By Roger Sims, email@example.com
LA CYGNE – The Prairie View USD 362 Board of Education learned at its meeting on Tuesday, Dec. 19, that a problem with school debt information not being rolled over from one school year to the next was being corrected.
Todd Wollard, district food service administrator, gave an update to the board about a problem with information on delinquent lunch accounts not being automatically rolled over from year to year. Apparently existing debt needed to be manually entered in the district’s administrative program and wasn’t being done.
That resulted in some parents finding out that they owed more than current records indicated.
However, Wollard said that six lunch accounts that were significantly behind have been paid up in full.
He also said that the enrollment rate for free-and-reduced lunches in the district was now up to about 40%, still below the pre-pandemic enrollment.
According to a Kansas Appleseed report, from March 2020 to June 2022 a federal school meals program provided free meals to about 480,000 school children across the state, including the Prairie View schools. Kansas Appleseed, an advocacy group, released its report on the impact of school lunches based on reports from 20% of the state’s 286 school districts last October.
The report said that since the free meals program ended, families in the state have experienced a six-fold increase in school meal debt. The school lunch debt across the state reached $23.5 million in 2023 compared to $4.5 million in 2019.
Part of the problem, according to Prairie View Superintendent Chris Johnson, is that following the 12-month free program, parents have not been signing up for the free-and-reduce meals program. Meanwhile the school cafeteria continues to feed the students. One family in the Prairie View district had a debt of more than $500.
According to the report, about 41% of students across the state were signed up for free meals through the National School Lunch Program during the 2022-23 school year. Another 7% qualified for reduced charges, but families have to remain under a certain income level to qualify for either option.
A family of four has to make under $39,000 a year to qualify for free meals, and under $55,000 a year to qualify for reduced-price meals.
Before the pandemic, the number of families in the district enrolled for those combined programs was 50% to 60%, according to Johnson. Typically, more families with elementary aged children tend to be more apt to apply for the program.
But Prairie View is not alone.
“Every school district I’ve talked to has not gotten back to pre-COVID numbers,” she told the board.
Even those parents who go ahead and sign up for the program now will still need to deal with debt incurred before they filed for the programs.
“There will remain a negative balance up to that point,” Wollard said.
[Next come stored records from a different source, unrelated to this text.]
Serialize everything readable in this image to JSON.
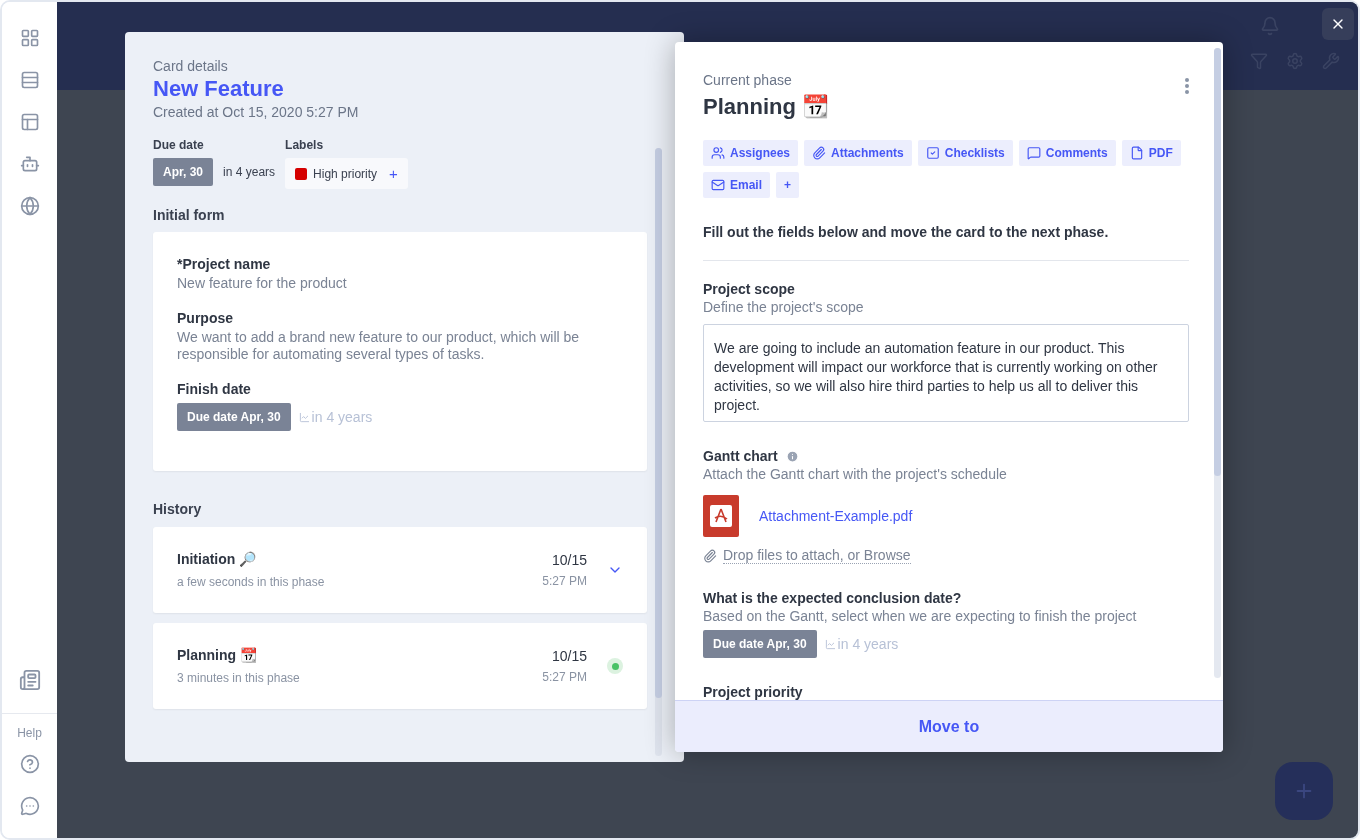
{
  "sidebar": {
    "help_label": "Help"
  },
  "card_details": {
    "eyebrow": "Card details",
    "title": "New Feature",
    "created": "Created at Oct 15, 2020 5:27 PM",
    "due_label": "Due date",
    "due_date": "Apr, 30",
    "due_relative": "in 4 years",
    "labels_label": "Labels",
    "labels": [
      {
        "name": "High priority",
        "color": "#d50000"
      }
    ],
    "add_label": "+",
    "form_title": "Initial form",
    "fields": [
      {
        "kind": "text",
        "label": "*Project name",
        "value": "New feature for the product"
      },
      {
        "kind": "text",
        "label": "Purpose",
        "value": "We want to add a brand new feature to our product, which will be responsible for automating several types of tasks."
      },
      {
        "kind": "date",
        "label": "Finish date",
        "date": "Due date Apr, 30",
        "relative": "in 4 years"
      }
    ],
    "history_title": "History",
    "history": [
      {
        "phase": "Initiation 🔎",
        "duration": "a few seconds in this phase",
        "date": "10/15",
        "time": "5:27 PM",
        "current": false
      },
      {
        "phase": "Planning 📆",
        "duration": "3 minutes in this phase",
        "date": "10/15",
        "time": "5:27 PM",
        "current": true
      }
    ]
  },
  "phase_panel": {
    "eyebrow": "Current phase",
    "title": "Planning 📆",
    "actions": [
      {
        "kind": "assignees",
        "label": "Assignees"
      },
      {
        "kind": "attachments",
        "label": "Attachments"
      },
      {
        "kind": "checklists",
        "label": "Checklists"
      },
      {
        "kind": "comments",
        "label": "Comments"
      },
      {
        "kind": "pdf",
        "label": "PDF"
      },
      {
        "kind": "email",
        "label": "Email"
      },
      {
        "kind": "add",
        "label": "+"
      }
    ],
    "instruction": "Fill out the fields below and move the card to the next phase.",
    "fields": [
      {
        "kind": "textarea",
        "label": "Project scope",
        "hint": "Define the project's scope",
        "value": "We are going to include an automation feature in our product. This development will impact our workforce that is currently working on other activities, so we will also hire third parties to help us all to deliver this project."
      },
      {
        "kind": "attachment",
        "label": "Gantt chart",
        "hint": "Attach the Gantt chart with the project's schedule",
        "file": "Attachment-Example.pdf",
        "drop": "Drop files to attach, or Browse"
      },
      {
        "kind": "date",
        "label": "What is the expected conclusion date?",
        "hint": "Based on the Gantt, select when we are expecting to finish the project",
        "date": "Due date Apr, 30",
        "relative": "in 4 years"
      },
      {
        "kind": "heading",
        "label": "Project priority"
      }
    ],
    "move_button": "Move to"
  }
}
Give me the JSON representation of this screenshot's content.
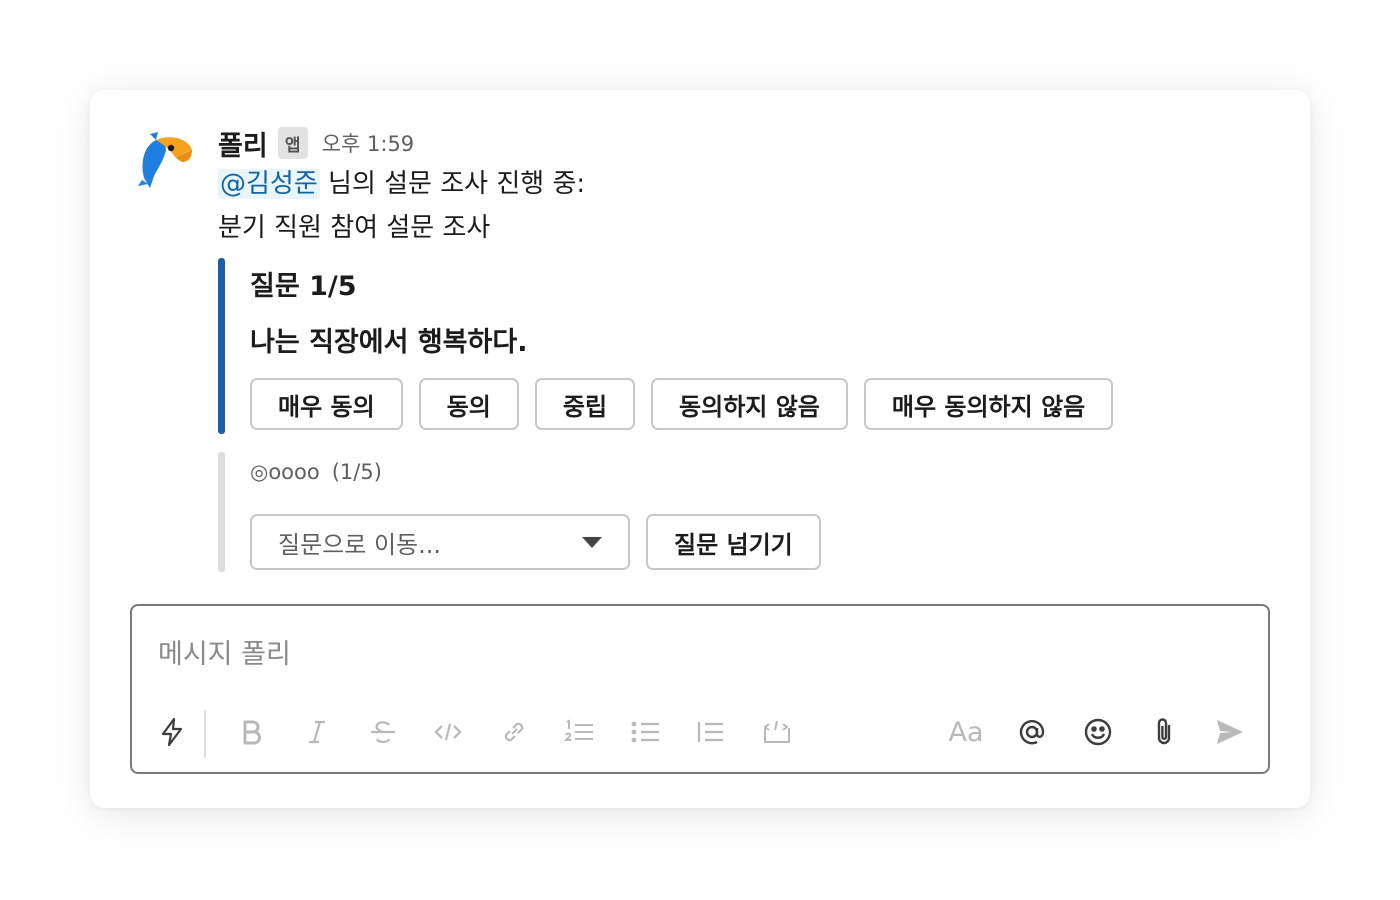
{
  "message": {
    "sender": "폴리",
    "app_badge": "앱",
    "timestamp": "오후 1:59",
    "mention": "@김성준",
    "intro_rest": " 님의 설문 조사 진행 중:",
    "survey_title": "분기 직원 참여 설문 조사"
  },
  "question": {
    "number": "질문 1/5",
    "text": "나는 직장에서 행복하다.",
    "options": [
      "매우 동의",
      "동의",
      "중립",
      "동의하지 않음",
      "매우 동의하지 않음"
    ]
  },
  "progress": {
    "dots": "◎oooo",
    "count": "(1/5)",
    "current": 1,
    "total": 5
  },
  "navigation": {
    "jump_placeholder": "질문으로 이동...",
    "skip_label": "질문 넘기기"
  },
  "composer": {
    "placeholder": "메시지 폴리",
    "format_label": "Aa"
  },
  "colors": {
    "accent_bar": "#1b5fa8",
    "mention": "#1264a3",
    "logo_blue": "#1f7fe0",
    "logo_orange": "#f7a21b"
  },
  "icons": [
    "shortcuts-icon",
    "bold-icon",
    "italic-icon",
    "strikethrough-icon",
    "code-icon",
    "link-icon",
    "numbered-list-icon",
    "bulleted-list-icon",
    "blockquote-icon",
    "code-block-icon",
    "format-icon",
    "mention-icon",
    "emoji-icon",
    "attachment-icon",
    "send-icon"
  ]
}
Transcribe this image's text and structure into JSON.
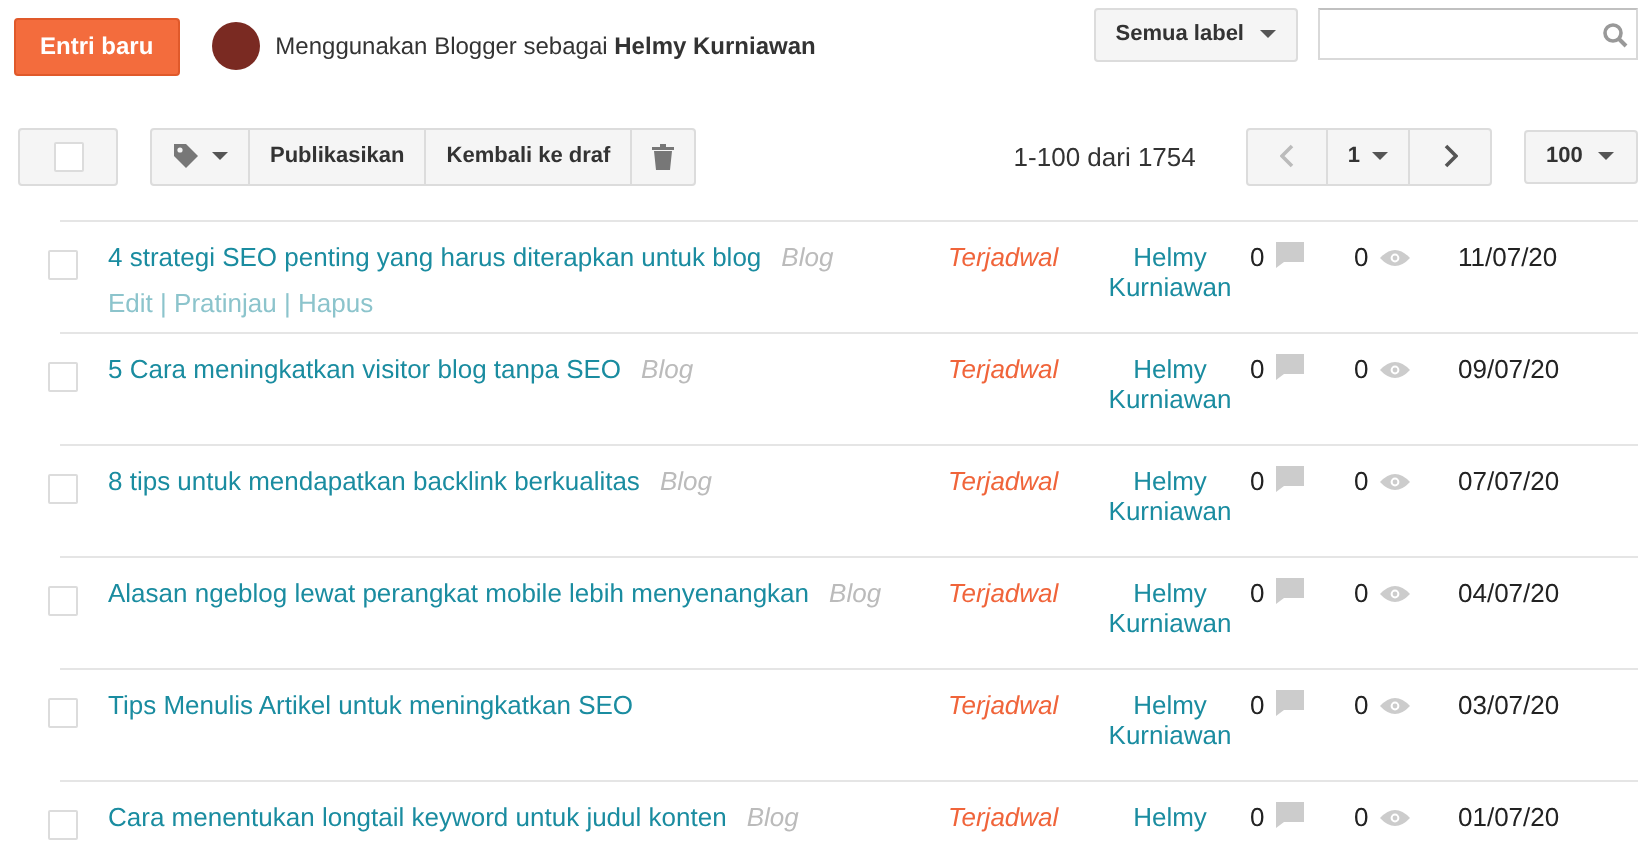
{
  "header": {
    "new_post_button": "Entri baru",
    "user_prefix": "Menggunakan Blogger sebagai",
    "user_name": "Helmy Kurniawan",
    "label_filter": "Semua label"
  },
  "toolbar": {
    "select_all": {
      "checked": false
    },
    "actions": [
      "Publikasikan",
      "Kembali ke draf"
    ],
    "range": "1-100 dari 1754",
    "page": "1",
    "per_page": "100"
  },
  "posts": [
    {
      "title": "4 strategi SEO penting yang harus diterapkan untuk blog",
      "label": "Blog",
      "actions": [
        "Edit",
        "Pratinjau",
        "Hapus"
      ],
      "action_separator": "|",
      "status": "Terjadwal",
      "author": "Helmy Kurniawan",
      "comments": "0",
      "views": "0",
      "date": "11/07/20",
      "checked": false
    },
    {
      "title": "5 Cara meningkatkan visitor blog tanpa SEO",
      "label": "Blog",
      "status": "Terjadwal",
      "author": "Helmy Kurniawan",
      "comments": "0",
      "views": "0",
      "date": "09/07/20",
      "checked": false
    },
    {
      "title": "8 tips untuk mendapatkan backlink berkualitas",
      "label": "Blog",
      "status": "Terjadwal",
      "author": "Helmy Kurniawan",
      "comments": "0",
      "views": "0",
      "date": "07/07/20",
      "checked": false
    },
    {
      "title": "Alasan ngeblog lewat perangkat mobile lebih menyenangkan",
      "label": "Blog",
      "status": "Terjadwal",
      "author": "Helmy Kurniawan",
      "comments": "0",
      "views": "0",
      "date": "04/07/20",
      "checked": false
    },
    {
      "title": "Tips Menulis Artikel untuk meningkatkan SEO",
      "status": "Terjadwal",
      "author": "Helmy Kurniawan",
      "comments": "0",
      "views": "0",
      "date": "03/07/20",
      "checked": false
    },
    {
      "title": "Cara menentukan longtail keyword untuk judul konten",
      "label": "Blog",
      "status": "Terjadwal",
      "author": "Helmy",
      "comments": "0",
      "views": "0",
      "date": "01/07/20",
      "checked": false
    }
  ]
}
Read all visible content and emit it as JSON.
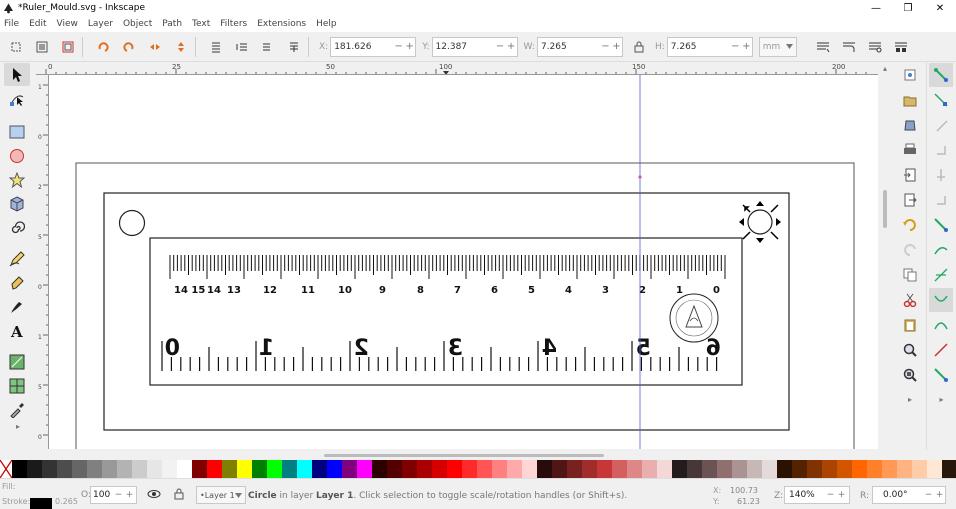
{
  "window": {
    "title": "*Ruler_Mould.svg - Inkscape",
    "minimize": "—",
    "maximize": "❐",
    "close": "✕"
  },
  "menu": [
    "File",
    "Edit",
    "View",
    "Layer",
    "Object",
    "Path",
    "Text",
    "Filters",
    "Extensions",
    "Help"
  ],
  "toolbar": {
    "x_label": "X:",
    "x_value": "181.626",
    "y_label": "Y:",
    "y_value": "12.387",
    "w_label": "W:",
    "w_value": "7.265",
    "h_label": "H:",
    "h_value": "7.265",
    "unit": "mm",
    "minus": "−",
    "plus": "+"
  },
  "ruler": {
    "top_labels": [
      "0",
      "25",
      "50",
      "100",
      "150",
      "200"
    ],
    "left_labels": [
      "1",
      "0",
      "2",
      "5",
      "0",
      "1",
      "5",
      "0",
      "1",
      "0",
      "1"
    ]
  },
  "ruler_ticks_top": [
    "14 15",
    "14",
    "13",
    "12",
    "11",
    "10",
    "9",
    "8",
    "7",
    "6",
    "5",
    "4",
    "3",
    "2",
    "1",
    "0"
  ],
  "ruler_ticks_bottom": [
    "0",
    "1",
    "2",
    "3",
    "4",
    "5",
    "6"
  ],
  "palette": [
    "#000000",
    "#1a1a1a",
    "#333333",
    "#4d4d4d",
    "#666666",
    "#808080",
    "#999999",
    "#b3b3b3",
    "#cccccc",
    "#e6e6e6",
    "#f2f2f2",
    "#ffffff",
    "#800000",
    "#ff0000",
    "#808000",
    "#ffff00",
    "#008000",
    "#00ff00",
    "#008080",
    "#00ffff",
    "#000080",
    "#0000ff",
    "#800080",
    "#ff00ff",
    "#2b0000",
    "#550000",
    "#800000",
    "#aa0000",
    "#d40000",
    "#ff0000",
    "#ff2a2a",
    "#ff5555",
    "#ff8080",
    "#ffaaaa",
    "#ffd5d5",
    "#280b0b",
    "#501616",
    "#782121",
    "#a02c2c",
    "#c83737",
    "#d35f5f",
    "#de8787",
    "#e9afaf",
    "#f4d7d7",
    "#241c1c",
    "#483737",
    "#6c5353",
    "#916f6f",
    "#ac9393",
    "#c8b7b7",
    "#e3dbdb",
    "#2b1100",
    "#552200",
    "#803300",
    "#aa4400",
    "#d45500",
    "#ff6600",
    "#ff7f2a",
    "#ff9955",
    "#ffb380",
    "#ffccaa",
    "#ffe6d5",
    "#28170b",
    "#502d16",
    "#784421",
    "#a05a2c",
    "#c87137"
  ],
  "status": {
    "fill_label": "Fill:",
    "stroke_label": "Stroke:",
    "stroke_width": "0.265",
    "opacity_label": "O:",
    "opacity_value": "100",
    "layer": "•Layer 1",
    "message_strong": "Circle",
    "message": " in layer ",
    "message_layer": "Layer 1",
    "message_rest": ". Click selection to toggle scale/rotation handles (or Shift+s).",
    "x_label": "X:",
    "x_value": "100.73",
    "y_label": "Y:",
    "y_value": "61.23",
    "zoom_label": "Z:",
    "zoom_value": "140%",
    "rot_label": "R:",
    "rot_value": "0.00°"
  }
}
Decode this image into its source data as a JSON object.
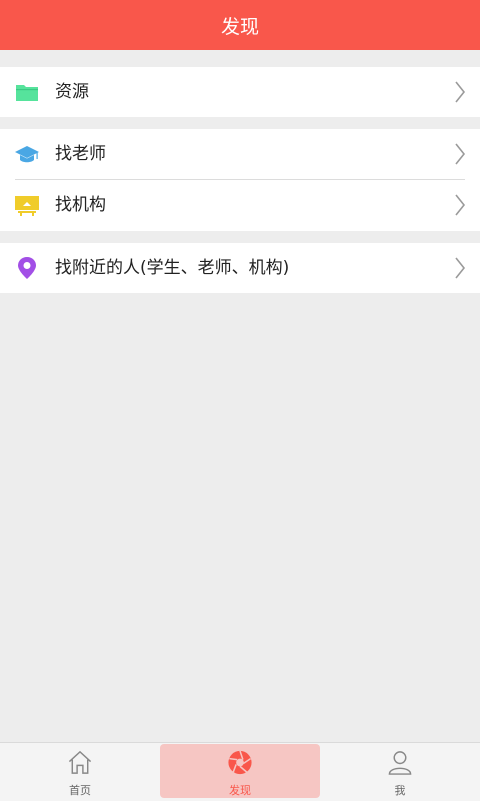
{
  "header": {
    "title": "发现"
  },
  "groups": [
    {
      "items": [
        {
          "label": "资源"
        }
      ]
    },
    {
      "items": [
        {
          "label": "找老师"
        },
        {
          "label": "找机构"
        }
      ]
    },
    {
      "items": [
        {
          "label": "找附近的人(学生、老师、机构)"
        }
      ]
    }
  ],
  "tabbar": {
    "tabs": [
      {
        "label": "首页",
        "icon": "home-icon"
      },
      {
        "label": "发现",
        "icon": "aperture-icon",
        "active": true
      },
      {
        "label": "我",
        "icon": "person-icon"
      }
    ]
  },
  "colors": {
    "accent": "#f9574b",
    "folder": "#56e39c",
    "cap": "#4aa7e4",
    "institution": "#f0cc2a",
    "location": "#a24fe6"
  }
}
However, he added that going forward the expenses will be taken care of.
Johnson also told the board that she expects the insurance premium for the district to take a substantial jump for the coming year. The school’s insurance broker is Truly Insurance, and the only company to provide insurance to schools in the area is EMC.
The superintendent said that since 2013 EMC has lost more than $15 million on its liability claims alone, including a $7 million loss last year. The company is not taking on any more schools, and if a school drops the company, it won’t be able to return to the company again.
“There’s not a lot of choices,” Johnson said. “I’ve been talking to other schools … and there’s not a lot of choices for schools in Kansas.”
She added that the district will likely be facing a 25% rate increase when it renews. She said the company will have different cost structures for older roofs, and roofs older than 35 years won’t be covered.
Johnson said the district will begin working with EMC in February to update information but that the policy doesn’t renew until July.
The board voted to honor a request by Pleasanton USD 344 to help pay for the cost of the STARS (Southeast Technical Academy for Rural Students) building including maintenance costs. That district, which pays for the building, asked that other school districts that send students to that program pay $150 per student for each semester that student attended this year.
Ten Prairie View students are attending two semesters, and seven are attending one semester for a total of $4,060.
While he supported the expense, board member Brad Heide pointed out that students who attend other community college classes pay a fee for credit. STARS instructors are Fort Scott Community College (FSCC) staff. He said the district needed to develop a plan for next year so when a parent who is paying for a FSCC dual credit advanced English class questions the difference, the Prairie View district will have a policy in place.
The board also discussed the difference between STARS and a trade program at Anderson County that is paid through federal funds.
The board also approved a measure that would extend contracts for administrators through the 2025-26 school year. That includes the superintendent, assistant superintendent and the building principals for all four district schools.
It also approved the extension of contracts for district directors that would extend their contracts through the 2024-25 school year. That would include the activities director, the technology director and the board clerk/business manager.